F88. MANIPULATION OF THE GUT MICROBIOTA WITH A PREBIOTIC IN SCHIZOPHRENIA: A DOUBLE-BLINDED RANDOMIZED PLACEBO-CONTROLLED CROSS-OVER STUDY
Kao A., Burnet P., Lennox B.

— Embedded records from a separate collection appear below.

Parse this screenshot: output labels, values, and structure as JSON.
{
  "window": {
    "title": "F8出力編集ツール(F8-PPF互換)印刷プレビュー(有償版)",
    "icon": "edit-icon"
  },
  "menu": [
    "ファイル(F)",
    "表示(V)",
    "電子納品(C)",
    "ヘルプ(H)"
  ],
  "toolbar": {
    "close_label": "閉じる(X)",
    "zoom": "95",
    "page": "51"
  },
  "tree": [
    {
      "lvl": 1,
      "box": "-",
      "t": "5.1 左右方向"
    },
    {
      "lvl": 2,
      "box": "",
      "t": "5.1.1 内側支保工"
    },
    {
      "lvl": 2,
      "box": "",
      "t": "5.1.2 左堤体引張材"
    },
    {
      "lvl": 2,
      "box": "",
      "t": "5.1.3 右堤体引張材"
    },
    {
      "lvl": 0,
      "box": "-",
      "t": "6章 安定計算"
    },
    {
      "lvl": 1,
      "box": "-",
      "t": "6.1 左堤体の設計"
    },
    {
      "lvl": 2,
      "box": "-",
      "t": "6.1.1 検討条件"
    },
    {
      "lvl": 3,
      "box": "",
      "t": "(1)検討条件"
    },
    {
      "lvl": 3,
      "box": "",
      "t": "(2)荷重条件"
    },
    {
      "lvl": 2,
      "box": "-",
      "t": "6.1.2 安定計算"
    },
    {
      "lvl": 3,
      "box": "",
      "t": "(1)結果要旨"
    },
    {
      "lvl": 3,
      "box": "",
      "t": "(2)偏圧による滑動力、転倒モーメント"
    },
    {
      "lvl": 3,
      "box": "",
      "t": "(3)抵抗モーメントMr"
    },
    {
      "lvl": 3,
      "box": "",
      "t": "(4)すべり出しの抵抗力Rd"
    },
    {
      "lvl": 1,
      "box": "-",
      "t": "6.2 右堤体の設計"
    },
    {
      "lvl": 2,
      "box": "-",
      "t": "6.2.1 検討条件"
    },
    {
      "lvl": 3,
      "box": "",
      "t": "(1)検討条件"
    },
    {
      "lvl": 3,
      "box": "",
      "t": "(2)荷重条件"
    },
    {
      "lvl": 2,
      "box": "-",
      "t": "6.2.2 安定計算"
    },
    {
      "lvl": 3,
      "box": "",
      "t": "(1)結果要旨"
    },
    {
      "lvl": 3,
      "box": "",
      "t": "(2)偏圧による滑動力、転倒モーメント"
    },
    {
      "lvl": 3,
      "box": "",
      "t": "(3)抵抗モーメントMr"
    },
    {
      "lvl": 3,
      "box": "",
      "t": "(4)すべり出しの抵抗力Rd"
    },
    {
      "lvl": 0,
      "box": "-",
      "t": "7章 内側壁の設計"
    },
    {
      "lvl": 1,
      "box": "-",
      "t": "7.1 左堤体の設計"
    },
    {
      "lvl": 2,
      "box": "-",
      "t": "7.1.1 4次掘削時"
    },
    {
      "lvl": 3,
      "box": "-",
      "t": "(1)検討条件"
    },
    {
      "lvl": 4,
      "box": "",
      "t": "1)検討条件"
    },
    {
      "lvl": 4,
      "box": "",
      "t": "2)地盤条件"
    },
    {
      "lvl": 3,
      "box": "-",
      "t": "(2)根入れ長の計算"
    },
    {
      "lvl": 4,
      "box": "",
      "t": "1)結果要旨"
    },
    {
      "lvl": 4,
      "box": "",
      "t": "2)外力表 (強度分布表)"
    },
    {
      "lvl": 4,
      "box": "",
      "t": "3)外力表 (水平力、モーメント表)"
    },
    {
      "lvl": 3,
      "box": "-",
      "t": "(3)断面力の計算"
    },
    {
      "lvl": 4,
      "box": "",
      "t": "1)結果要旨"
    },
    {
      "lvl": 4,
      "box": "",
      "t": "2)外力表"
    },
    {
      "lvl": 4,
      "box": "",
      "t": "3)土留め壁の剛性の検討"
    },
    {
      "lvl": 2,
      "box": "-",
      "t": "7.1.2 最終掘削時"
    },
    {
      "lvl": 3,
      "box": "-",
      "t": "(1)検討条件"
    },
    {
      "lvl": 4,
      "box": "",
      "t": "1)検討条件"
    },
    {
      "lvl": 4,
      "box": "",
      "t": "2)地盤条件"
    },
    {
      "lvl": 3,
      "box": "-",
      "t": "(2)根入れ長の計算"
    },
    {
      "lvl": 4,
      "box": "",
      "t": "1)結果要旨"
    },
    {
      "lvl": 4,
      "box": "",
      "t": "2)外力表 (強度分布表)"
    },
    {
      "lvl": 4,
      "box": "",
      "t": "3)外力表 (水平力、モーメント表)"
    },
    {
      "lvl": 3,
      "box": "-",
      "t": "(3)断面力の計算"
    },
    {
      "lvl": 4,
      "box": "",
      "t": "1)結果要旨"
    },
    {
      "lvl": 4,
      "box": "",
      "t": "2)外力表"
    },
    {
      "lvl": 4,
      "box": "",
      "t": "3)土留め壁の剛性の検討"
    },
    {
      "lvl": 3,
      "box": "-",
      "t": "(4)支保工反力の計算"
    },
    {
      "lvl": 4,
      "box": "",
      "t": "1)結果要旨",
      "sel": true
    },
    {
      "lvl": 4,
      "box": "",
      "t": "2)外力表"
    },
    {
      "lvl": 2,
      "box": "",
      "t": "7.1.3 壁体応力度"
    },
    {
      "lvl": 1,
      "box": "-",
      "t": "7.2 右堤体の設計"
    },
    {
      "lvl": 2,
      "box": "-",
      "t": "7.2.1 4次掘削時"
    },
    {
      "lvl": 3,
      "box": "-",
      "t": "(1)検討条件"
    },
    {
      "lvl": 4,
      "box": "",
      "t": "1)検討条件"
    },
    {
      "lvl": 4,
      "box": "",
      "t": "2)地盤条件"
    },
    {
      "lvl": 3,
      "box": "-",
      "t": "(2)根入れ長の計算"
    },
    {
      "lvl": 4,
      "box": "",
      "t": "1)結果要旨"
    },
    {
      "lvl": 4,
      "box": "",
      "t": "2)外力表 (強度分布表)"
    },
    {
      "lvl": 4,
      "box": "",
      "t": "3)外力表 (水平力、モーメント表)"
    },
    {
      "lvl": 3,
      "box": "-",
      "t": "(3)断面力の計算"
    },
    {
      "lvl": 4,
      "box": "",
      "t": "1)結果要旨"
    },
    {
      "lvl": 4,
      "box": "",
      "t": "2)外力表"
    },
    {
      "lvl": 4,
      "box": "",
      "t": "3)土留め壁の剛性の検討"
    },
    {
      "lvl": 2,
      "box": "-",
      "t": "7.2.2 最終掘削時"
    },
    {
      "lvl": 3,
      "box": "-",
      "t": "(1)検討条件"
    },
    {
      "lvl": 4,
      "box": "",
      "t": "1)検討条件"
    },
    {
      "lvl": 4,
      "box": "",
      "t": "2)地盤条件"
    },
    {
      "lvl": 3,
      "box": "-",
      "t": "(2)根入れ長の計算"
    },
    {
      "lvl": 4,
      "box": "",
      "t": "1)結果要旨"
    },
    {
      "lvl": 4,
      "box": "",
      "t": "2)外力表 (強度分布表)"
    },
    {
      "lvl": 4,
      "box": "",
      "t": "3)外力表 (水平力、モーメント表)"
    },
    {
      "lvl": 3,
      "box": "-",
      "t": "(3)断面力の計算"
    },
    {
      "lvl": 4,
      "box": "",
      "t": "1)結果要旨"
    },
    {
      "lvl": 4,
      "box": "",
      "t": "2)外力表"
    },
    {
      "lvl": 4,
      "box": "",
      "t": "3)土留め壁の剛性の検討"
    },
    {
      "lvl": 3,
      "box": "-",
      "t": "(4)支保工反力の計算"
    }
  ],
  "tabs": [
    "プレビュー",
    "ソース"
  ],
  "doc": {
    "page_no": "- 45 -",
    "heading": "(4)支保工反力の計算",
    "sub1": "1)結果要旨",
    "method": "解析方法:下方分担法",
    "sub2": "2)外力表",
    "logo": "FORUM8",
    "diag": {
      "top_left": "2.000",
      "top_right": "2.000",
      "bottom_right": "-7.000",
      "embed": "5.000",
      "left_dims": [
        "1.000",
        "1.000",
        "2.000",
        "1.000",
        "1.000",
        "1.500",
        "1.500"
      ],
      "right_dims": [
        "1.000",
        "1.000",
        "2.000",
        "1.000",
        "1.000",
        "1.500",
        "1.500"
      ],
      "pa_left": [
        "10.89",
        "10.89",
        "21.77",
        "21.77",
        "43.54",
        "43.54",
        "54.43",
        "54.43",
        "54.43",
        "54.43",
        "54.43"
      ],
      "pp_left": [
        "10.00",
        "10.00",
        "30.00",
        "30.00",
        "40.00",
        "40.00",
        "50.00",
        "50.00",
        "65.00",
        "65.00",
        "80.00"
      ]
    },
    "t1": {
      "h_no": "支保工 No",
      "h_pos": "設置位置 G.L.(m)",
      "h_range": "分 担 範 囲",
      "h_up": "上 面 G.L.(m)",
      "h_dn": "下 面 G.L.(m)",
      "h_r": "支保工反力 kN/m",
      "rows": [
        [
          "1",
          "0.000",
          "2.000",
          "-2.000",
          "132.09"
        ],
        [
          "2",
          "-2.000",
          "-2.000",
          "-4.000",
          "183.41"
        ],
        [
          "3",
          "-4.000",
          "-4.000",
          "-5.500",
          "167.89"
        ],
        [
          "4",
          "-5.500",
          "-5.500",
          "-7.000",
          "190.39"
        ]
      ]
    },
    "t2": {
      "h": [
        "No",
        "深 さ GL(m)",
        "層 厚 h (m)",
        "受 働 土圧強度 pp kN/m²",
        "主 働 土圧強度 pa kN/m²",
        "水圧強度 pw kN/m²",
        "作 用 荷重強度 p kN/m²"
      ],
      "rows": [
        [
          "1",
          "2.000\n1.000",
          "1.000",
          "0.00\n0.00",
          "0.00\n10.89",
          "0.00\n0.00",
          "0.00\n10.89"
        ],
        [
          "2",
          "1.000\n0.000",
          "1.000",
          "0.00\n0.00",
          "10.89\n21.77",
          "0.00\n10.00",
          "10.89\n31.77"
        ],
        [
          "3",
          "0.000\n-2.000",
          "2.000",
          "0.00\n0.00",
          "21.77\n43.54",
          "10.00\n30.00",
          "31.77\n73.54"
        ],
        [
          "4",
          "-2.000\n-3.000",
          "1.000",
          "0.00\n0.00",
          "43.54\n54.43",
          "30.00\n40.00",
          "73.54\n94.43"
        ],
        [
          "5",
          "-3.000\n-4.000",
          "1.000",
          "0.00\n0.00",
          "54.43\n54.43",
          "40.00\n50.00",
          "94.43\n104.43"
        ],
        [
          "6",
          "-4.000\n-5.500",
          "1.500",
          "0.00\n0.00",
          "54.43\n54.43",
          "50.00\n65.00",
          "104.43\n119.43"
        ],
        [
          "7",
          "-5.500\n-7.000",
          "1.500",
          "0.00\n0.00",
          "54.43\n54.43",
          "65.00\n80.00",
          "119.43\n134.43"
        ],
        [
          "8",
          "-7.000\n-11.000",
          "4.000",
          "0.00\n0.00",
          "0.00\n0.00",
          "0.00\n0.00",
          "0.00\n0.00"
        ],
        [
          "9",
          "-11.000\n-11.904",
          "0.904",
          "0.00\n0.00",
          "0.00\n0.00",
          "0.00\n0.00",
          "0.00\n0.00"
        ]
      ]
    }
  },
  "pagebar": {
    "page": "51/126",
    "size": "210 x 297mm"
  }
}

Abstract Background Neurocognitive impairment is increasingly recognized as a fundamental symptomatology in schizophrenia with more than 80% of patients exhibiting significant deficits, even at first episode of illness. Current pharmacotherapies do not alleviate cognitive symptoms, and often cause severe metabolic dysfunction and weight gain that readily become major health concerns. Identifying adjunctive interventions that improve cognition without disrupting the therapeutic actions of anti-psychotic medications, and can mitigate the metabolic side-effects of these drugs, would be highly beneficial to patients and improve prognosis. We have recently demonstrated that the manipulation of the rat gut microbiota with a prebiotic (dietary fibre that grows beneficial enteric bacteria) improves cognitive flexibility and prevents olanzapine-mediated weight gain. We therefore aim to explore whether these actions of the prebiotic translate to medicated stable patients with schizophrenia. Methods A total of 40 patients with psychosis aged 18–65 will be enrolled in a 24-week maltodextrin-controlled cross-over experimental medicine study. Participants will receive either a 12-week treatment with a prebiotic (active compound) followed by a 12-week maltodextrin supplement (placebo), or in the reverse order. The order of supplements that participants receive is randomized. The primary outcome is to examine the influence of prebiotic supplementation on neurocognitive functioning, which is measured using a tablet-based neuropsychometric test battery. We will also examine the impact on clinical metabolic measures such as total weight and visceral adiposity. The concentration of immune-related serum proteins as well as neuroendocrine hormones will be evaluated. All measurements will take place at baseline, at 12-week cross-over, and at the end of the 24-week study. A within-subjects repeated measures analysis will be performed, and co-variates (gender, weight, medication) identified. This trial is registered with ClinicalTrials.gov, identifier number NCT03153046. Results We have currently screened 36 patients, of whom 30 were eligible for the study (67% male). At baseline, the average age of all recruited was 36.41 ± 11.42. The overall cognitive score was -2.03 ± 0.53 where the subtests included verbal memory (29.09 ± 8.75), digit sequencing (15.41 ± 2.77), token motor (55.74 ± 24.14), semantic fluency (8.83 ± 3.46), letter fluency (11.39 ± 3.65), symbol coding (35.61 ± 9.22) and tower of London (15.1 ± 4.06). There was no difference in overall cognitive between male (14.29 ± 2.46) and female (17.22 ± 2.30) patients. However, long-term associative learning as measured by the digit sequencing subtest appeared to show a significant difference between male (14.29 ± 2.46) and female (17.22 ± 2.33; p=0.008) participants. No significant differences between clinical metabolic measures were observed in baseline BMI (32.25 ± 6.79) and abdominal obesity as measured by hip-to-waist ratio (0.94 ± 0.11). The serum concentrations of immune and endocrine markers will also be presented. Discussion This investigation, to our knowledge, is the first clinical study to provide medicated schizophrenia patients with a prebiotic, as a potential means of improving cognition and managing secondary metabolic dysfunction. Although a potential link between commensal enteric bacteria and schizophrenia have been suggested, earlier work with probiotics (live cultures) did not support this association. However, since the current study uses a prebiotic that proliferates multiple species of gut bacteria, it will provide more robust data that will support, or refute, the validity of manipulating the gut microbiome in the treatment of schizophrenia.